Wiggins and a Canada Basketball fit won’t just be up to him

Photo : thestar

 

Sitting there Monday night wrapping up the Staples Center doubleheader watching Shai Gilgeous-Alexander debut as an NBA starter with the Clippers while Andrew Wiggins once again was just another guy on the court for Minnesota, the thought, of course, went to Canada’s senior men’s team and what the future might hold for it.

And you know what?

I’m becoming more and more convinced – and this is not a kneejerk reaction to Monday night – that it is possible that Wiggins never plays again for Canada, even if he says he wants to.

Yeah, I can see whoever is making whatever decisions are to be made regarding the roster construct for the 2019 World Cup and, potentially, the 2020 Tokyo Olympics saying. ‘well, Wigs, thanks for your interest but, all in all, it’s thanks but no thanks.’

Hear me out on a couple of salient points on that, would you?

There is no disputing Wiggins’ talent, at least when he fully applies himself and there are NBA types who tell me privately that it doesn’t happen all the time.
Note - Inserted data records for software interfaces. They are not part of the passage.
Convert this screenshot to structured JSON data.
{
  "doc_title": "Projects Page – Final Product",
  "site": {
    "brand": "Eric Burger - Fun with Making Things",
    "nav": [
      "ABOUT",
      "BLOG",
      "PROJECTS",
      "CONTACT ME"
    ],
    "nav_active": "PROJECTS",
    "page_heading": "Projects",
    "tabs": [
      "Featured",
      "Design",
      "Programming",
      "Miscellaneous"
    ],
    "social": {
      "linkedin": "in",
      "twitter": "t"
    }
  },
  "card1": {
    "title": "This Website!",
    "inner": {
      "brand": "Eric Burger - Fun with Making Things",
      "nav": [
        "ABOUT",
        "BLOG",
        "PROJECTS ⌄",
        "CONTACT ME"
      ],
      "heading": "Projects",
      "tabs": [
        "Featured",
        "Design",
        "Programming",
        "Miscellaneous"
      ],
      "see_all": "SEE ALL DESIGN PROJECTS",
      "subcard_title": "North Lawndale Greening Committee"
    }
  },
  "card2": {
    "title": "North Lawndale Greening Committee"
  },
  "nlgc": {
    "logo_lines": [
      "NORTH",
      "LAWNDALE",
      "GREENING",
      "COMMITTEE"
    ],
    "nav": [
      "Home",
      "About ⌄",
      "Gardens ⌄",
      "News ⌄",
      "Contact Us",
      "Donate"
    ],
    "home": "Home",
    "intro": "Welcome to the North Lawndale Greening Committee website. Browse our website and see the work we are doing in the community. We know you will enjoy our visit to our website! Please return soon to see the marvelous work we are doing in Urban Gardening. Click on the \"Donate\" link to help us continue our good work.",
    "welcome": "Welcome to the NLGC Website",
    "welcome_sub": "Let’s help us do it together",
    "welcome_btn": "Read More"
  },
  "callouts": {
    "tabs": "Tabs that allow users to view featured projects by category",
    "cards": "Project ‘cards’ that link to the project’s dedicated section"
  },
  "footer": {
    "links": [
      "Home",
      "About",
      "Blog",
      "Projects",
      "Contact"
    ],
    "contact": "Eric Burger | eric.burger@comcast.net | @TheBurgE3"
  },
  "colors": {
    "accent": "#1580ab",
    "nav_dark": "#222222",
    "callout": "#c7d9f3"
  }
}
But Canada could be so stacked with talent perfectly suited for the FIBA game that he might not be able to “make” the team and who would have ever thought that.
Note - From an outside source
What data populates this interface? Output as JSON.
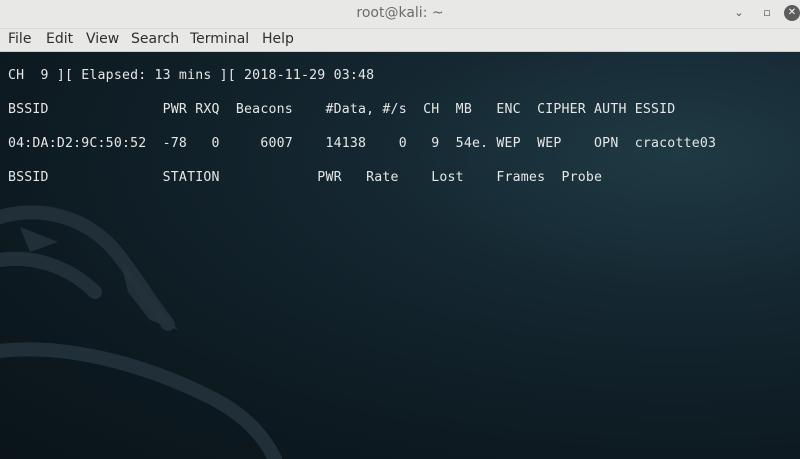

How’s this for a roster next summer and the summer after, at least a large percentage of it:

Cory Joseph, Gilgeous-Alexander, Jamal Murray, Kevin Pangos, RJ Barrett, Tristan Thompson, Kelly Olynyk, Melvin Ejim, Dillon Brooks, Dwight Powell.

There’s 10 of 12 right there and that doesn’t include guys like Nik Stauskas, Brady Heslip, Phil Scrubb, Chris Boucher, Khem Birch, I’m certain there are others I’ve forgotten and, yeah, Wiggins.

Now, Wiggins is a better raw talent than almost all of them, we will stipulate, but looking at skillsets needed for international success – multi-dimensional talent at both ends and shooting, shooting, shooting and more shooting, does he fit well on the court?

And here’s the part that might be most important than anything else.

There needs to be a level of passion, true passion, for pulling on a Canadian jersey. You truly have to play for the next guy more than yourself, you have to give every ounce you’ve got every time on the floor for your team to be as successful as it can be. I’ve watched Canada, I saw first hand what unity and fighting for a common cause did for the men at the 2000 Sydney Games and the women at the 2012 and 2016 Olympics.

I know how important it is; I have wondered for years, going back to the disastrous end of the FIBA Americas tournament in Mexico in 2015 whether Wiggins has that passion.

I wonder today. I will wonder next year. I know there are people associated with program who wonder the same thing.

It must be part of the thought process that comes into play when a team is being selected.

There will be all kinds of time to debate the issue and circumstances change, skill development stalls, injuries happen, contract stuff arises and, heck, Canada hasn’t even qualified yet. But there’s a flip side for all the consternation about whether or not Wiggins wants to play that not many people are thinking about.

And that’s if they want or need him.

It is not solely his decision and I think people need to realize that.

There was a time, not long ago, that he represented all that was exciting about the future of Canadian basketball. A super-athletic No. 1 draft pick who had caught everyone’s attention, Wiggins was going to be the face of The Golden Age of Canadian basketball, wasn’t he?

That’s not the case any more, not remotely. He didn’t accept that responsibility, others have surpassed him in some ways as a player – did you see RJ Barrett as Duke dismantled Kentucky last night – and many people have moved on from the “we need Andrew to really win” mentality, as well they should have.

Again, I am not saying there is no place for him the program, the senior team can always use a talent like him.

What I am saying is (a) it’s not going to solely be up to him and (b) the depth of talent is good enough to thrive on its own and (c) inclusion on any Canadian team put together for an intense, one-tournament summer depends on a host of factors, pure basketball skill just one of many.

All right, we’re later than usual to this but we need to start thinking about the weekend mail.

Click on this askdoug@thestar.ca place and do what you do and we’ll star the process.

It’ll be fun.

Yeah, I wasn’t around yesterday morning because the end of my trip was exhausting and included a silly early flight and it’s too early in the season to push things too close to limits.

And I have a “thing” tomorrow morning that might end up with the same thing happening so forgive an absence if it occurs again.

But once it’s over with, it’s clear sailing for as far as the eye can see – no time zone travel, no things to be dealt with so we’ll be truly back to normal.

Until we’re not.

The Raptors? Well, She Who Supports Arsenal had this, they had an off-day in Sacramento, probably watching the shenanigans at the state house there, and there’s a late game tonight to wrap up the trip.

I think I can stay up until after midnight watching it but I am not 100 per cent sure of that.

But if they do find a way to win, coming up with a 4-0 road trip that included three in four nights and a back-to-back would certainly be an eye-opening accomplishment.

Source :

Thestar

Be the first to comment

Leave a Reply

Your email address will not be published.


*


5 × 2 =